**Supplied records**

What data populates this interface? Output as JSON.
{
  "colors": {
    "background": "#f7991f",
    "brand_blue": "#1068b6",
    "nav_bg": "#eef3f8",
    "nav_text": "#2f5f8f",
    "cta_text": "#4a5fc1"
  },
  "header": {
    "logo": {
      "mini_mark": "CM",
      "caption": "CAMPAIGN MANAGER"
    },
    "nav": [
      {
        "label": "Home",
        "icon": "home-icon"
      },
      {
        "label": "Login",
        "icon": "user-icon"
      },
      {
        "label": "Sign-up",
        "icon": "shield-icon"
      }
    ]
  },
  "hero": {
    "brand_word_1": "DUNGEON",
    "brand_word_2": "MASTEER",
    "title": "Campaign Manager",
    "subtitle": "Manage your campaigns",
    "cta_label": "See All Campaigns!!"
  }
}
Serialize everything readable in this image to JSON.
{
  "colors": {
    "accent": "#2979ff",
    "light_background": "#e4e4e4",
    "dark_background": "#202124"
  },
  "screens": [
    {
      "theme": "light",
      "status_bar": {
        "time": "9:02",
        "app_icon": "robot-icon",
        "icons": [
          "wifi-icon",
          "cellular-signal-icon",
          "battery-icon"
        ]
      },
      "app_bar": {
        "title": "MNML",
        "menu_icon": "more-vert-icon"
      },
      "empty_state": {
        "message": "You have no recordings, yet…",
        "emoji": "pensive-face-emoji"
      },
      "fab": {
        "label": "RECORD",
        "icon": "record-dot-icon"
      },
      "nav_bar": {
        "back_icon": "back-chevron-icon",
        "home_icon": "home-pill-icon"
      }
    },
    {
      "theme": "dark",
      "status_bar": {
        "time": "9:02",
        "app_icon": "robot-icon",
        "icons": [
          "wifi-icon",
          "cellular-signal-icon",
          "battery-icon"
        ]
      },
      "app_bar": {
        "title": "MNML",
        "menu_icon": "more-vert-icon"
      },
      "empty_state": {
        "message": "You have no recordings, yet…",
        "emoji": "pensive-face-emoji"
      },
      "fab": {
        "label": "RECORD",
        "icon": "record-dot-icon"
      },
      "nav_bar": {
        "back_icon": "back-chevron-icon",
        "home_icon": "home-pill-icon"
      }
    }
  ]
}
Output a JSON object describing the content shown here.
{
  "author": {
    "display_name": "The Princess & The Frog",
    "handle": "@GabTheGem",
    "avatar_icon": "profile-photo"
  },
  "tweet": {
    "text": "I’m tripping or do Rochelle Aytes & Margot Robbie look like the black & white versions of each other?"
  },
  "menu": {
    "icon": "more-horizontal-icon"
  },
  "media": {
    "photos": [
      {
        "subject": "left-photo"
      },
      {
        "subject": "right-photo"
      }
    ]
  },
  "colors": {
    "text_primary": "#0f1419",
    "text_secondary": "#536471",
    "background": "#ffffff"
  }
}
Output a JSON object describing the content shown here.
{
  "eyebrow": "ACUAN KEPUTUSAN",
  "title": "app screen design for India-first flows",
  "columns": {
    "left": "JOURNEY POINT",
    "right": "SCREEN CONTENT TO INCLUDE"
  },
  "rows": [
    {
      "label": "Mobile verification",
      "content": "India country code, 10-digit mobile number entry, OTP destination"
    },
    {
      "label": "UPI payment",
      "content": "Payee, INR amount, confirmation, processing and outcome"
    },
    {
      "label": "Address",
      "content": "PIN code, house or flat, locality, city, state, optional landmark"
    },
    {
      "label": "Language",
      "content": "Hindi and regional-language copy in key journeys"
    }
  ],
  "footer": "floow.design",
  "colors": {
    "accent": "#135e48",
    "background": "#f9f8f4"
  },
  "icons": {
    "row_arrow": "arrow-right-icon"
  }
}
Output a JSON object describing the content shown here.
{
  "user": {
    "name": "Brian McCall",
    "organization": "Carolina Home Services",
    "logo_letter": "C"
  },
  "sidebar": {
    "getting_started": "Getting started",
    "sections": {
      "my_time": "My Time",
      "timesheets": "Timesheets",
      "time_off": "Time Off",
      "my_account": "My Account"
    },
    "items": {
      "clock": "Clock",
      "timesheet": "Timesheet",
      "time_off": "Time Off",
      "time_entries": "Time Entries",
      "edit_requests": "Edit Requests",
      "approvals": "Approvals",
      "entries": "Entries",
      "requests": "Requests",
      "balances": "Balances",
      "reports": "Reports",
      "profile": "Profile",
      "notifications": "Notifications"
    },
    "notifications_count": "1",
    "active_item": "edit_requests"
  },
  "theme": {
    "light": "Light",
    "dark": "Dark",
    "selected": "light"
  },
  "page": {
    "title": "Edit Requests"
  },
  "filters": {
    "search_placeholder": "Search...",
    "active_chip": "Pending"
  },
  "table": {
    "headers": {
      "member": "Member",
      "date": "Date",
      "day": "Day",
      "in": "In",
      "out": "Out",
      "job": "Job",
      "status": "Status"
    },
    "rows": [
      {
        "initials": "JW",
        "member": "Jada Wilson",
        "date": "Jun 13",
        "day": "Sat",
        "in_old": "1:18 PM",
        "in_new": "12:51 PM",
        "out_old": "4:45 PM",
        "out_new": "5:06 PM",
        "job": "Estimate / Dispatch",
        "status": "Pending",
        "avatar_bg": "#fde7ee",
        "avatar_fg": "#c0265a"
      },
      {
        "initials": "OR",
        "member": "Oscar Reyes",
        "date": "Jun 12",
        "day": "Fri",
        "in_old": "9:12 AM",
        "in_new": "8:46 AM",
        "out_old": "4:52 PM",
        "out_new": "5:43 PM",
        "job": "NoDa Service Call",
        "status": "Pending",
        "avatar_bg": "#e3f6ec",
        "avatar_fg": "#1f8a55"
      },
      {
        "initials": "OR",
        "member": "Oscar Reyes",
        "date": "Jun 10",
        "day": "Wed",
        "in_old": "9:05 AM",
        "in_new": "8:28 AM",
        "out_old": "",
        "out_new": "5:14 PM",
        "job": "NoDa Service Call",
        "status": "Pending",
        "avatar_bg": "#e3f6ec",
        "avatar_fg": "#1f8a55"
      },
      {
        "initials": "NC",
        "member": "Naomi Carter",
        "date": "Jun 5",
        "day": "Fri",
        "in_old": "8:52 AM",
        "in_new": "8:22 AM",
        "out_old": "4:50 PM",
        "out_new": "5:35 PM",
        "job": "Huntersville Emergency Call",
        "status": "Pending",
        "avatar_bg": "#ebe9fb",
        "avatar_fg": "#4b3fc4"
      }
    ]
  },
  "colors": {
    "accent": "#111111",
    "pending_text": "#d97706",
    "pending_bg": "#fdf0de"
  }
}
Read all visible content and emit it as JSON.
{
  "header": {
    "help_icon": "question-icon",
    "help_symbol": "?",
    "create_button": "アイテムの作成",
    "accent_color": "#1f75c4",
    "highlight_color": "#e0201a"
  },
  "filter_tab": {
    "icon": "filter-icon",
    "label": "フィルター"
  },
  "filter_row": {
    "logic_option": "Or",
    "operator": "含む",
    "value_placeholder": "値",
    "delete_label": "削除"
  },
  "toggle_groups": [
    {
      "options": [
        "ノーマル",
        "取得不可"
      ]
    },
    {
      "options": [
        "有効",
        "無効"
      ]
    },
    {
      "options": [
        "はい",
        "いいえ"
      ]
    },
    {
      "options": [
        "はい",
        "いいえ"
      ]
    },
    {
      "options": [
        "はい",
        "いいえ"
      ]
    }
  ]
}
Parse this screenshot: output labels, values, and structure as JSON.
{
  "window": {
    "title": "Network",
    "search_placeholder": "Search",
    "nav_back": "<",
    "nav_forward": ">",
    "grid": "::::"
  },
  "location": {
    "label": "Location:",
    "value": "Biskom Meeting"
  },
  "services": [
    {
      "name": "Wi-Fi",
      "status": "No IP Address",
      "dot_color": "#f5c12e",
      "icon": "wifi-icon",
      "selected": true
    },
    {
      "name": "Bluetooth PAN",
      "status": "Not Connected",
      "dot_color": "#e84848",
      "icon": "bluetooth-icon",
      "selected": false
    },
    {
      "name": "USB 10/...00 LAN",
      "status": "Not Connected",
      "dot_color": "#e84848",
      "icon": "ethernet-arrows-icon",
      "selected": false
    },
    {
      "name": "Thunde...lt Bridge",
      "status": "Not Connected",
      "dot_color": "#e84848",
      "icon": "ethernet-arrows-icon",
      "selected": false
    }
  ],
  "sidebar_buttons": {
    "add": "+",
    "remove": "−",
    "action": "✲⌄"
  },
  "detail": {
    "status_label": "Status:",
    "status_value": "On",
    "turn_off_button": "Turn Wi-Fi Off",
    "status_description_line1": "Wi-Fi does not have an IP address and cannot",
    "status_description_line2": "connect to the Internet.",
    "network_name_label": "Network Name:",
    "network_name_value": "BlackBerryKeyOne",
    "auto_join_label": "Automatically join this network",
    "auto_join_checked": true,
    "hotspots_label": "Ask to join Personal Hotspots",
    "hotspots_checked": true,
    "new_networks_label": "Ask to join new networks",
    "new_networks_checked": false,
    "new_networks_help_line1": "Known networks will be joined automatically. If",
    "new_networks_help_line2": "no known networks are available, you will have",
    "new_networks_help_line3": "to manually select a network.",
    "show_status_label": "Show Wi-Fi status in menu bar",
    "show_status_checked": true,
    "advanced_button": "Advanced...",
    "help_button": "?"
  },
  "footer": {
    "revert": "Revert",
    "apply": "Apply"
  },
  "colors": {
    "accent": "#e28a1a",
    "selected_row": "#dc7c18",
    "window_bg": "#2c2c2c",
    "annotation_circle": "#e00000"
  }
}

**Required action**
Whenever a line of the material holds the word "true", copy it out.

**Answer section**
      "selected": true
    "auto_join_checked": true,
    "hotspots_checked": true,
    "show_status_checked": true,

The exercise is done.